▶ **Material for this exercise**
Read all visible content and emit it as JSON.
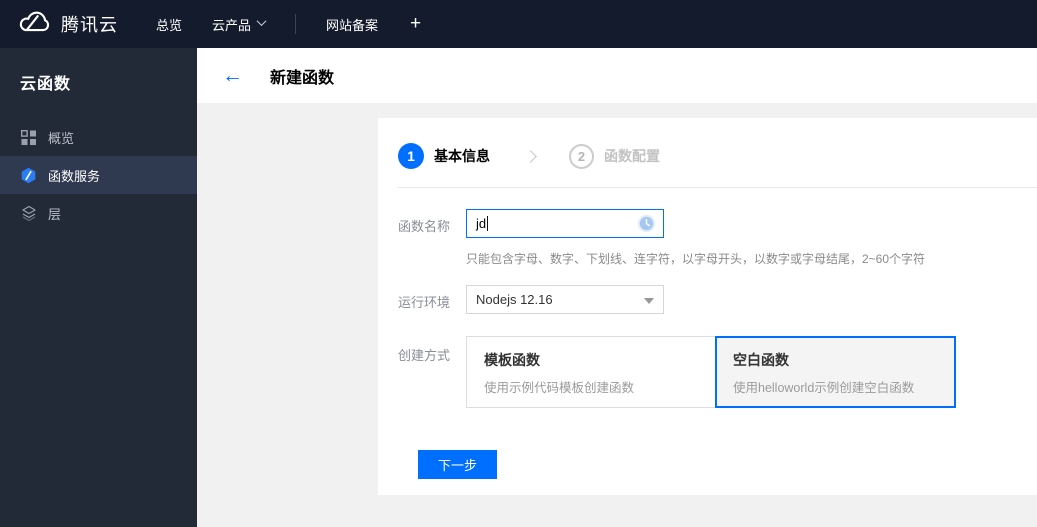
{
  "navbar": {
    "brand": "腾讯云",
    "items": [
      {
        "label": "总览"
      },
      {
        "label": "云产品"
      },
      {
        "label": "网站备案"
      }
    ],
    "plus_label": "+"
  },
  "sidebar": {
    "title": "云函数",
    "items": [
      {
        "label": "概览",
        "icon": "grid-icon",
        "selected": false
      },
      {
        "label": "函数服务",
        "icon": "function-service-icon",
        "selected": true
      },
      {
        "label": "层",
        "icon": "layers-icon",
        "selected": false
      }
    ]
  },
  "header": {
    "back_icon": "←",
    "title": "新建函数"
  },
  "wizard": {
    "steps": [
      {
        "number": "1",
        "label": "基本信息",
        "active": true
      },
      {
        "number": "2",
        "label": "函数配置",
        "active": false
      }
    ]
  },
  "form": {
    "name_label": "函数名称",
    "name_value": "jd",
    "name_help": "只能包含字母、数字、下划线、连字符，以字母开头，以数字或字母结尾，2~60个字符",
    "runtime_label": "运行环境",
    "runtime_value": "Nodejs 12.16",
    "method_label": "创建方式",
    "methods": [
      {
        "title": "模板函数",
        "desc": "使用示例代码模板创建函数",
        "selected": false
      },
      {
        "title": "空白函数",
        "desc": "使用helloworld示例创建空白函数",
        "selected": true
      }
    ],
    "next_button": "下一步"
  },
  "colors": {
    "accent": "#006eff",
    "navbar_bg": "#131b2c",
    "sidebar_bg": "#232a37",
    "sidebar_selected_bg": "#2f3950",
    "content_bg": "#f1f1f1"
  }
}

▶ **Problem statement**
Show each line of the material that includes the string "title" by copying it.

▶ **Answer box**
    "title": "云函数",
    "title": "新建函数"
        "title": "模板函数",
        "title": "空白函数",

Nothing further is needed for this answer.